(RAW DATA):
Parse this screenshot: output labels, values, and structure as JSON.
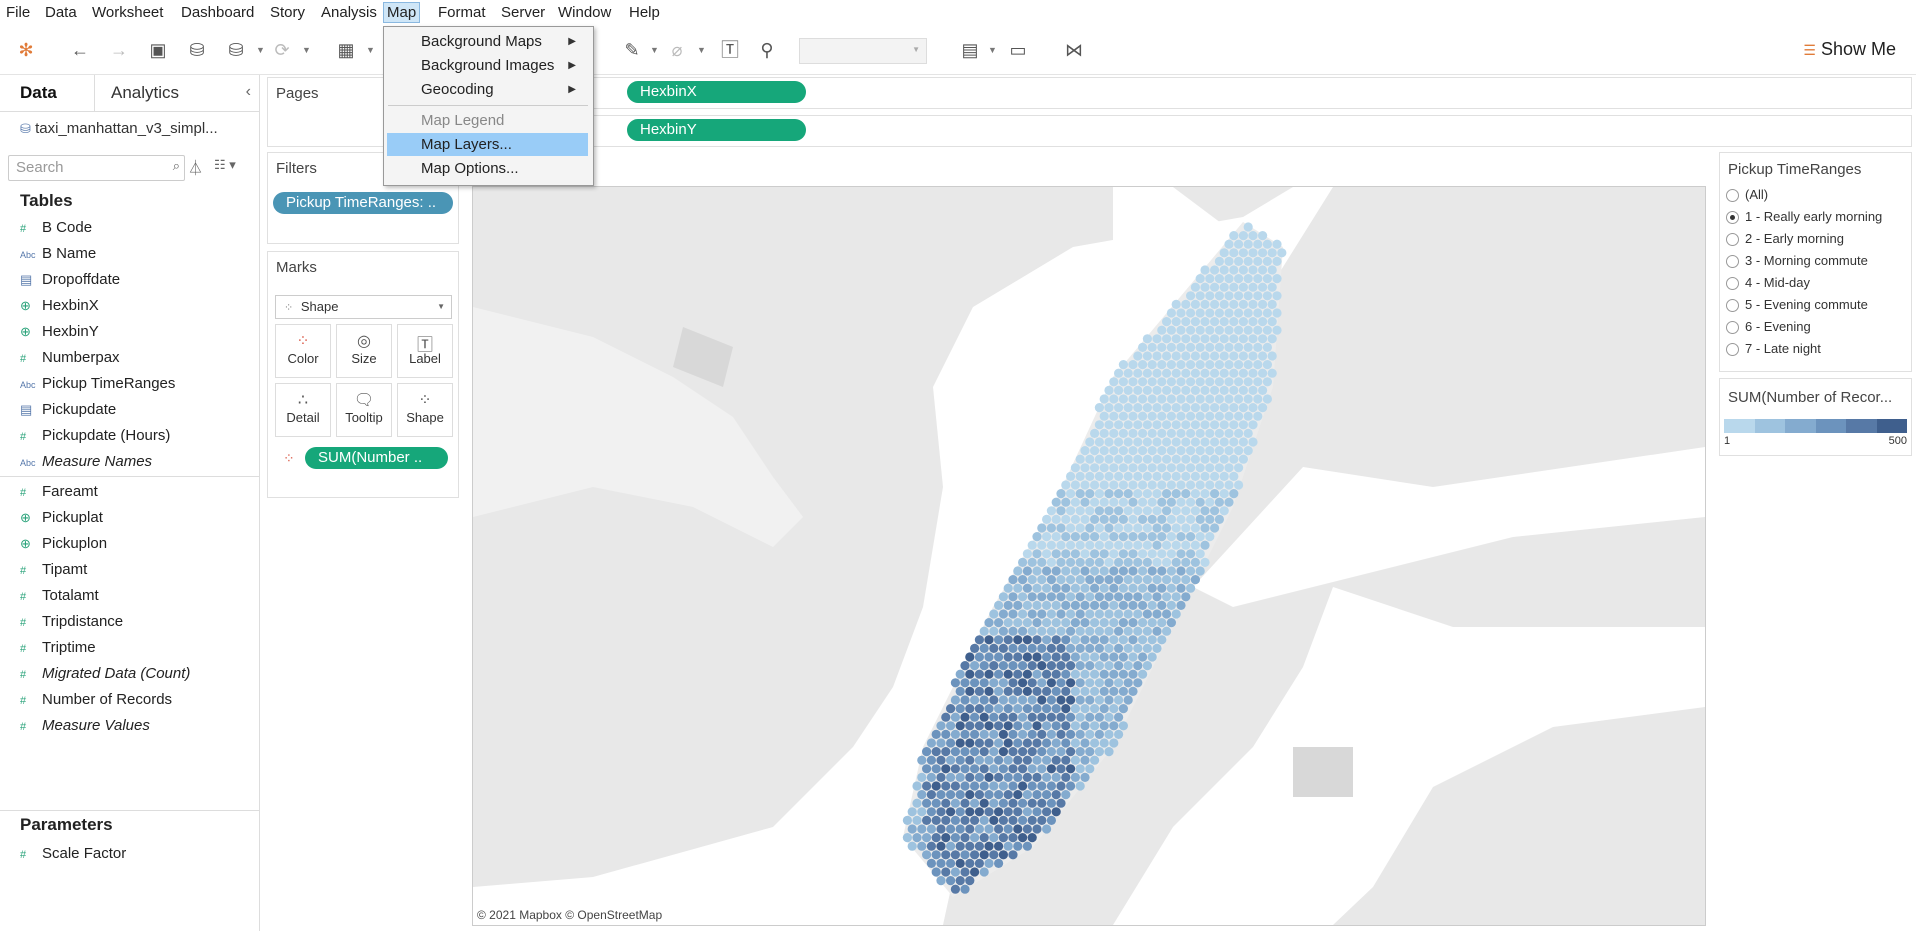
{
  "menubar": [
    "File",
    "Data",
    "Worksheet",
    "Dashboard",
    "Story",
    "Analysis",
    "Map",
    "Format",
    "Server",
    "Window",
    "Help"
  ],
  "toolbar": {
    "show_me": "Show Me"
  },
  "leftpane": {
    "tab_data": "Data",
    "tab_analytics": "Analytics",
    "datasource": "taxi_manhattan_v3_simpl...",
    "search_placeholder": "Search",
    "tables_heading": "Tables",
    "dimensions": [
      {
        "type": "num",
        "label": "B Code"
      },
      {
        "type": "abc",
        "label": "B Name"
      },
      {
        "type": "cal",
        "label": "Dropoffdate"
      },
      {
        "type": "geo",
        "label": "HexbinX"
      },
      {
        "type": "geo",
        "label": "HexbinY"
      },
      {
        "type": "num",
        "label": "Numberpax"
      },
      {
        "type": "abc",
        "label": "Pickup TimeRanges"
      },
      {
        "type": "cal",
        "label": "Pickupdate"
      },
      {
        "type": "num",
        "label": "Pickupdate (Hours)"
      },
      {
        "type": "abc",
        "label": "Measure Names"
      }
    ],
    "measures": [
      {
        "type": "num",
        "label": "Fareamt"
      },
      {
        "type": "geo",
        "label": "Pickuplat"
      },
      {
        "type": "geo",
        "label": "Pickuplon"
      },
      {
        "type": "num",
        "label": "Tipamt"
      },
      {
        "type": "num",
        "label": "Totalamt"
      },
      {
        "type": "num",
        "label": "Tripdistance"
      },
      {
        "type": "num",
        "label": "Triptime"
      },
      {
        "type": "num",
        "label": "Migrated Data (Count)"
      },
      {
        "type": "num",
        "label": "Number of Records"
      },
      {
        "type": "num",
        "label": "Measure Values"
      }
    ],
    "parameters_heading": "Parameters",
    "parameters": [
      {
        "type": "num",
        "label": "Scale Factor"
      }
    ]
  },
  "cards": {
    "pages_title": "Pages",
    "columns_pill": "HexbinX",
    "rows_pill": "HexbinY",
    "filters_title": "Filters",
    "filter_pill": "Pickup TimeRanges: ..",
    "marks_title": "Marks",
    "mark_type": "Shape",
    "mark_buttons": [
      "Color",
      "Size",
      "Label",
      "Detail",
      "Tooltip",
      "Shape"
    ],
    "color_pill": "SUM(Number .."
  },
  "map": {
    "attribution": "© 2021 Mapbox © OpenStreetMap"
  },
  "legend_filter": {
    "title": "Pickup TimeRanges",
    "options": [
      "(All)",
      "1 - Really early morning",
      "2 - Early morning",
      "3 - Morning commute",
      "4 - Mid-day",
      "5 - Evening commute",
      "6 - Evening",
      "7 - Late night"
    ],
    "selected_index": 1
  },
  "legend_color": {
    "title": "SUM(Number of Recor...",
    "min_label": "1",
    "max_label": "500",
    "ramp_colors": [
      "#b9d8ec",
      "#9ec3df",
      "#84abcf",
      "#6c93bd",
      "#5779a6",
      "#3f5f8d"
    ]
  },
  "map_menu": {
    "items": [
      {
        "label": "Background Maps",
        "submenu": true,
        "disabled": false
      },
      {
        "label": "Background Images",
        "submenu": true,
        "disabled": false
      },
      {
        "label": "Geocoding",
        "submenu": true,
        "disabled": false
      },
      {
        "label": "Map Legend",
        "submenu": false,
        "disabled": true
      },
      {
        "label": "Map Layers...",
        "submenu": false,
        "disabled": false,
        "highlighted": true
      },
      {
        "label": "Map Options...",
        "submenu": false,
        "disabled": false
      }
    ]
  }
}
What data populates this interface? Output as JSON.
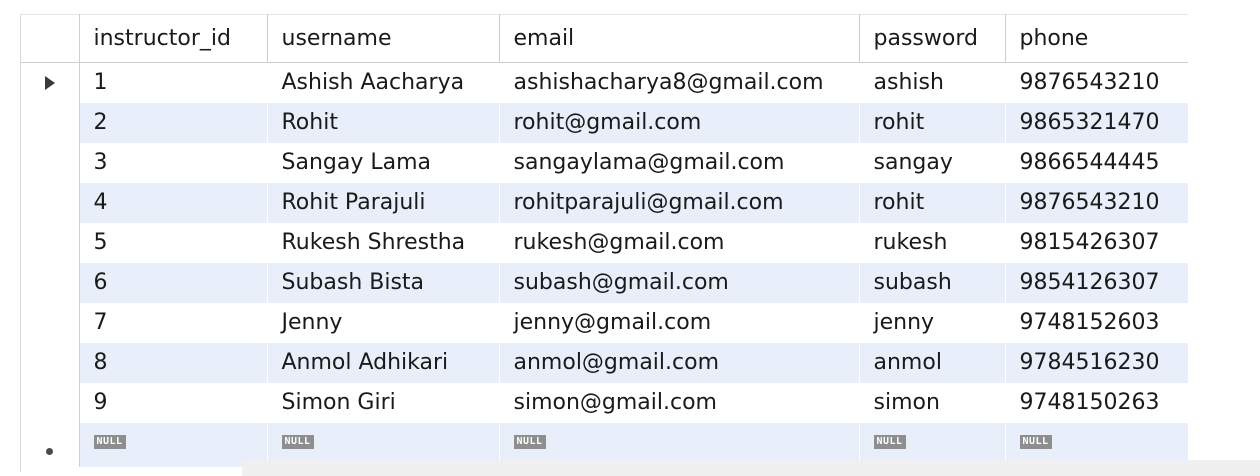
{
  "grid": {
    "columns": [
      "instructor_id",
      "username",
      "email",
      "password",
      "phone"
    ],
    "rows": [
      {
        "instructor_id": "1",
        "username": "Ashish Aacharya",
        "email": "ashishacharya8@gmail.com",
        "password": "ashish",
        "phone": "9876543210"
      },
      {
        "instructor_id": "2",
        "username": "Rohit",
        "email": "rohit@gmail.com",
        "password": "rohit",
        "phone": "9865321470"
      },
      {
        "instructor_id": "3",
        "username": "Sangay Lama",
        "email": "sangaylama@gmail.com",
        "password": "sangay",
        "phone": "9866544445"
      },
      {
        "instructor_id": "4",
        "username": "Rohit Parajuli",
        "email": "rohitparajuli@gmail.com",
        "password": "rohit",
        "phone": "9876543210"
      },
      {
        "instructor_id": "5",
        "username": "Rukesh Shrestha",
        "email": "rukesh@gmail.com",
        "password": "rukesh",
        "phone": "9815426307"
      },
      {
        "instructor_id": "6",
        "username": "Subash Bista",
        "email": "subash@gmail.com",
        "password": "subash",
        "phone": "9854126307"
      },
      {
        "instructor_id": "7",
        "username": "Jenny",
        "email": "jenny@gmail.com",
        "password": "jenny",
        "phone": "9748152603"
      },
      {
        "instructor_id": "8",
        "username": "Anmol Adhikari",
        "email": "anmol@gmail.com",
        "password": "anmol",
        "phone": "9784516230"
      },
      {
        "instructor_id": "9",
        "username": "Simon Giri",
        "email": "simon@gmail.com",
        "password": "simon",
        "phone": "9748150263"
      }
    ],
    "current_row_index": 0,
    "current_row_icon": "row-pointer-arrow-icon",
    "new_row_icon": "new-row-dot-icon",
    "null_label": "NULL",
    "alt_row_color": "#e8effa"
  }
}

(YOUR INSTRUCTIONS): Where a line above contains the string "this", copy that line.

(EXERCISE RESPONSE):
Parse this screenshot: output labels, values, and structure as JSON.
What data populates this interface? Output as JSON.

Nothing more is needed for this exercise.